**Supplied material:**
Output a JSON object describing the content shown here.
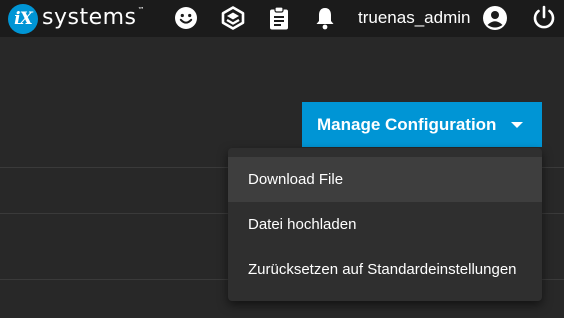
{
  "header": {
    "logo": {
      "badge": "iX",
      "text": "systems",
      "trademark": "™"
    },
    "icons": [
      "feedback-smile-icon",
      "truecommand-icon",
      "task-manager-clipboard-icon",
      "notifications-bell-icon",
      "account-circle-icon",
      "power-icon"
    ],
    "username": "truenas_admin"
  },
  "main": {
    "manage_button": {
      "label": "Manage Configuration",
      "icon": "caret-down-icon"
    },
    "menu": {
      "items": [
        {
          "label": "Download File",
          "highlighted": true
        },
        {
          "label": "Datei hochladen",
          "highlighted": false
        },
        {
          "label": "Zurücksetzen auf Standardeinstellungen",
          "highlighted": false
        }
      ]
    }
  },
  "colors": {
    "topbar": "#1b1b1b",
    "background": "#282828",
    "accent": "#0095d5",
    "menu": "#2f2f2f",
    "menu_highlight": "#3e3e3e"
  }
}
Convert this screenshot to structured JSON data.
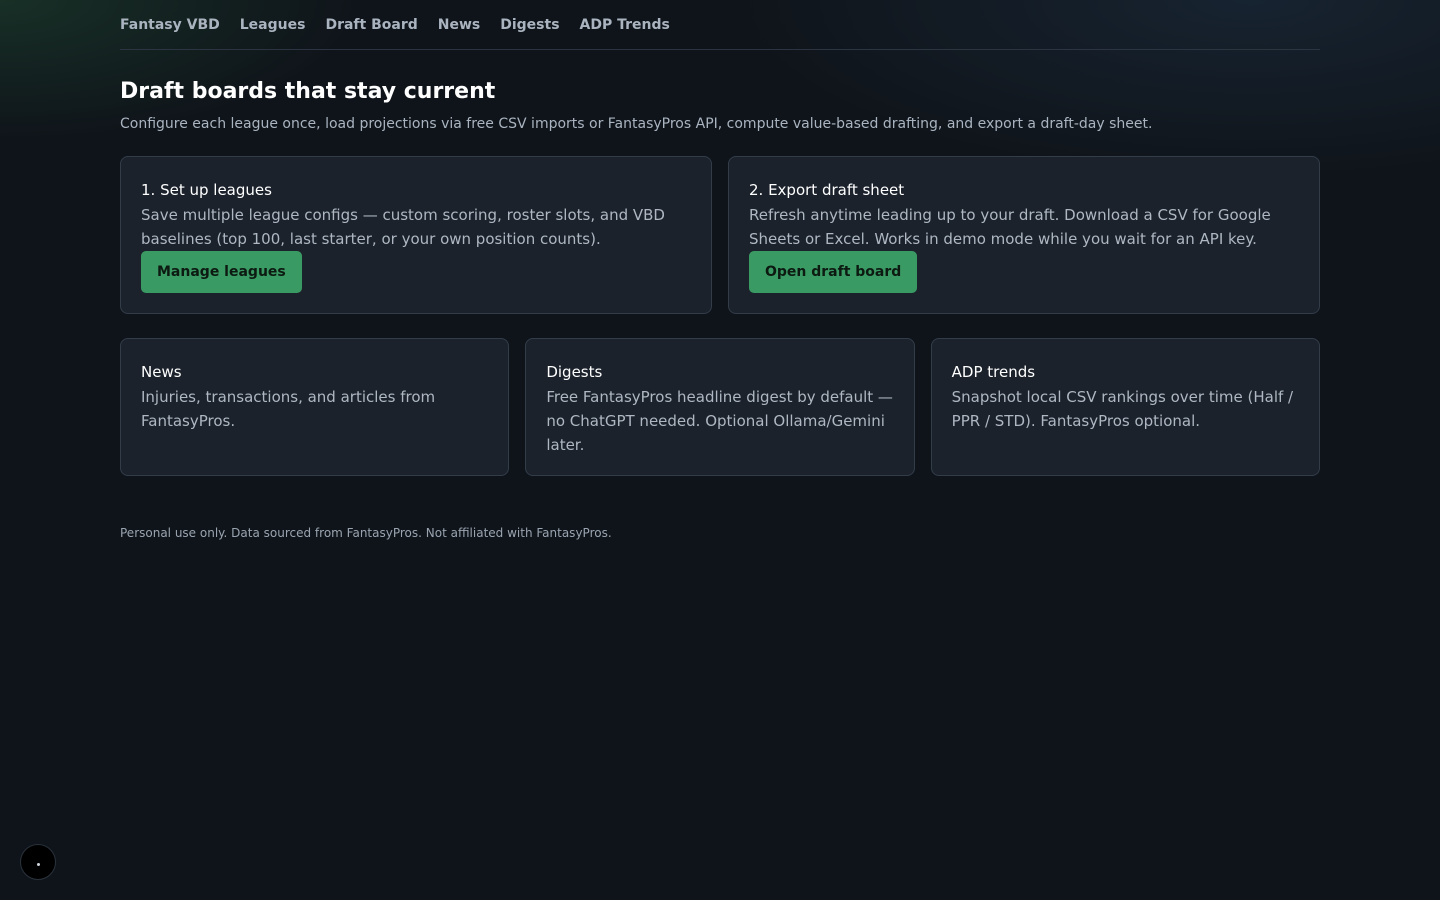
{
  "nav": {
    "items": [
      {
        "label": "Fantasy VBD"
      },
      {
        "label": "Leagues"
      },
      {
        "label": "Draft Board"
      },
      {
        "label": "News"
      },
      {
        "label": "Digests"
      },
      {
        "label": "ADP Trends"
      }
    ]
  },
  "hero": {
    "title": "Draft boards that stay current",
    "subtitle": "Configure each league once, load projections via free CSV imports or FantasyPros API, compute value-based drafting, and export a draft-day sheet."
  },
  "steps": [
    {
      "title": "1. Set up leagues",
      "description": "Save multiple league configs — custom scoring, roster slots, and VBD baselines (top 100, last starter, or your own position counts).",
      "button_label": "Manage leagues"
    },
    {
      "title": "2. Export draft sheet",
      "description": "Refresh anytime leading up to your draft. Download a CSV for Google Sheets or Excel. Works in demo mode while you wait for an API key.",
      "button_label": "Open draft board"
    }
  ],
  "features": [
    {
      "title": "News",
      "description": "Injuries, transactions, and articles from FantasyPros."
    },
    {
      "title": "Digests",
      "description": "Free FantasyPros headline digest by default — no ChatGPT needed. Optional Ollama/Gemini later."
    },
    {
      "title": "ADP trends",
      "description": "Snapshot local CSV rankings over time (Half / PPR / STD). FantasyPros optional."
    }
  ],
  "footer": {
    "text": "Personal use only. Data sourced from FantasyPros. Not affiliated with FantasyPros."
  },
  "colors": {
    "background": "#0f141a",
    "card": "#1b222c",
    "accent_green": "#3a9a63",
    "nav_text": "#aab4c0"
  },
  "icons": {
    "corner_button": "dot-icon"
  }
}
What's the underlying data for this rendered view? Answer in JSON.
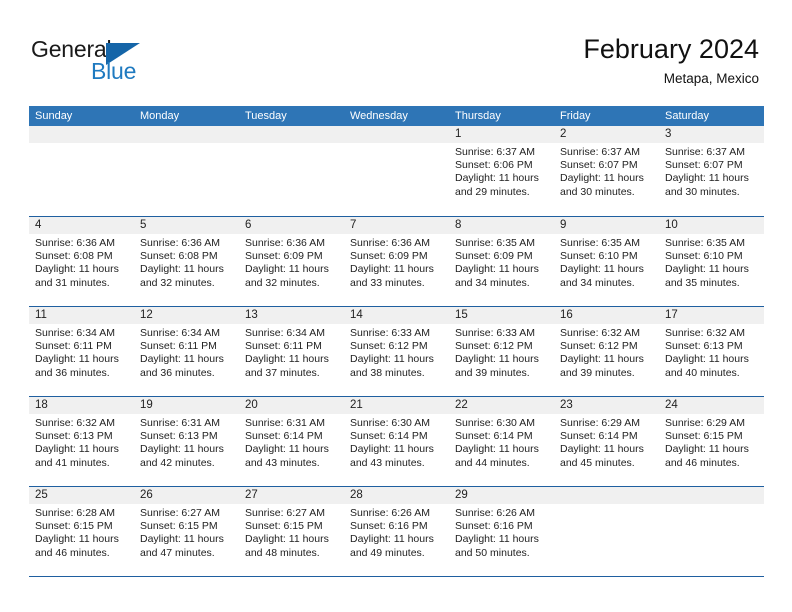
{
  "logo": {
    "word_top": "General",
    "word_bottom": "Blue",
    "triangle_color": "#1565a8",
    "blue_text_color": "#1f7ac0"
  },
  "header": {
    "title": "February 2024",
    "subtitle": "Metapa, Mexico",
    "weekday_header_bg": "#2e75b6",
    "row_separator_color": "#1f5fa0",
    "date_band_bg": "#f0f0f0"
  },
  "weekdays": [
    "Sunday",
    "Monday",
    "Tuesday",
    "Wednesday",
    "Thursday",
    "Friday",
    "Saturday"
  ],
  "weeks": [
    [
      {
        "day": "",
        "lines": []
      },
      {
        "day": "",
        "lines": []
      },
      {
        "day": "",
        "lines": []
      },
      {
        "day": "",
        "lines": []
      },
      {
        "day": "1",
        "lines": [
          "Sunrise: 6:37 AM",
          "Sunset: 6:06 PM",
          "Daylight: 11 hours",
          "and 29 minutes."
        ]
      },
      {
        "day": "2",
        "lines": [
          "Sunrise: 6:37 AM",
          "Sunset: 6:07 PM",
          "Daylight: 11 hours",
          "and 30 minutes."
        ]
      },
      {
        "day": "3",
        "lines": [
          "Sunrise: 6:37 AM",
          "Sunset: 6:07 PM",
          "Daylight: 11 hours",
          "and 30 minutes."
        ]
      }
    ],
    [
      {
        "day": "4",
        "lines": [
          "Sunrise: 6:36 AM",
          "Sunset: 6:08 PM",
          "Daylight: 11 hours",
          "and 31 minutes."
        ]
      },
      {
        "day": "5",
        "lines": [
          "Sunrise: 6:36 AM",
          "Sunset: 6:08 PM",
          "Daylight: 11 hours",
          "and 32 minutes."
        ]
      },
      {
        "day": "6",
        "lines": [
          "Sunrise: 6:36 AM",
          "Sunset: 6:09 PM",
          "Daylight: 11 hours",
          "and 32 minutes."
        ]
      },
      {
        "day": "7",
        "lines": [
          "Sunrise: 6:36 AM",
          "Sunset: 6:09 PM",
          "Daylight: 11 hours",
          "and 33 minutes."
        ]
      },
      {
        "day": "8",
        "lines": [
          "Sunrise: 6:35 AM",
          "Sunset: 6:09 PM",
          "Daylight: 11 hours",
          "and 34 minutes."
        ]
      },
      {
        "day": "9",
        "lines": [
          "Sunrise: 6:35 AM",
          "Sunset: 6:10 PM",
          "Daylight: 11 hours",
          "and 34 minutes."
        ]
      },
      {
        "day": "10",
        "lines": [
          "Sunrise: 6:35 AM",
          "Sunset: 6:10 PM",
          "Daylight: 11 hours",
          "and 35 minutes."
        ]
      }
    ],
    [
      {
        "day": "11",
        "lines": [
          "Sunrise: 6:34 AM",
          "Sunset: 6:11 PM",
          "Daylight: 11 hours",
          "and 36 minutes."
        ]
      },
      {
        "day": "12",
        "lines": [
          "Sunrise: 6:34 AM",
          "Sunset: 6:11 PM",
          "Daylight: 11 hours",
          "and 36 minutes."
        ]
      },
      {
        "day": "13",
        "lines": [
          "Sunrise: 6:34 AM",
          "Sunset: 6:11 PM",
          "Daylight: 11 hours",
          "and 37 minutes."
        ]
      },
      {
        "day": "14",
        "lines": [
          "Sunrise: 6:33 AM",
          "Sunset: 6:12 PM",
          "Daylight: 11 hours",
          "and 38 minutes."
        ]
      },
      {
        "day": "15",
        "lines": [
          "Sunrise: 6:33 AM",
          "Sunset: 6:12 PM",
          "Daylight: 11 hours",
          "and 39 minutes."
        ]
      },
      {
        "day": "16",
        "lines": [
          "Sunrise: 6:32 AM",
          "Sunset: 6:12 PM",
          "Daylight: 11 hours",
          "and 39 minutes."
        ]
      },
      {
        "day": "17",
        "lines": [
          "Sunrise: 6:32 AM",
          "Sunset: 6:13 PM",
          "Daylight: 11 hours",
          "and 40 minutes."
        ]
      }
    ],
    [
      {
        "day": "18",
        "lines": [
          "Sunrise: 6:32 AM",
          "Sunset: 6:13 PM",
          "Daylight: 11 hours",
          "and 41 minutes."
        ]
      },
      {
        "day": "19",
        "lines": [
          "Sunrise: 6:31 AM",
          "Sunset: 6:13 PM",
          "Daylight: 11 hours",
          "and 42 minutes."
        ]
      },
      {
        "day": "20",
        "lines": [
          "Sunrise: 6:31 AM",
          "Sunset: 6:14 PM",
          "Daylight: 11 hours",
          "and 43 minutes."
        ]
      },
      {
        "day": "21",
        "lines": [
          "Sunrise: 6:30 AM",
          "Sunset: 6:14 PM",
          "Daylight: 11 hours",
          "and 43 minutes."
        ]
      },
      {
        "day": "22",
        "lines": [
          "Sunrise: 6:30 AM",
          "Sunset: 6:14 PM",
          "Daylight: 11 hours",
          "and 44 minutes."
        ]
      },
      {
        "day": "23",
        "lines": [
          "Sunrise: 6:29 AM",
          "Sunset: 6:14 PM",
          "Daylight: 11 hours",
          "and 45 minutes."
        ]
      },
      {
        "day": "24",
        "lines": [
          "Sunrise: 6:29 AM",
          "Sunset: 6:15 PM",
          "Daylight: 11 hours",
          "and 46 minutes."
        ]
      }
    ],
    [
      {
        "day": "25",
        "lines": [
          "Sunrise: 6:28 AM",
          "Sunset: 6:15 PM",
          "Daylight: 11 hours",
          "and 46 minutes."
        ]
      },
      {
        "day": "26",
        "lines": [
          "Sunrise: 6:27 AM",
          "Sunset: 6:15 PM",
          "Daylight: 11 hours",
          "and 47 minutes."
        ]
      },
      {
        "day": "27",
        "lines": [
          "Sunrise: 6:27 AM",
          "Sunset: 6:15 PM",
          "Daylight: 11 hours",
          "and 48 minutes."
        ]
      },
      {
        "day": "28",
        "lines": [
          "Sunrise: 6:26 AM",
          "Sunset: 6:16 PM",
          "Daylight: 11 hours",
          "and 49 minutes."
        ]
      },
      {
        "day": "29",
        "lines": [
          "Sunrise: 6:26 AM",
          "Sunset: 6:16 PM",
          "Daylight: 11 hours",
          "and 50 minutes."
        ]
      },
      {
        "day": "",
        "lines": []
      },
      {
        "day": "",
        "lines": []
      }
    ]
  ]
}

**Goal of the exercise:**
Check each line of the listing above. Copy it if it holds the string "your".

**Exercise result:**
      "description": "Save multiple league configs — custom scoring, roster slots, and VBD baselines (top 100, last starter, or your own position counts).",
      "description": "Refresh anytime leading up to your draft. Download a CSV for Google Sheets or Excel. Works in demo mode while you wait for an API key.",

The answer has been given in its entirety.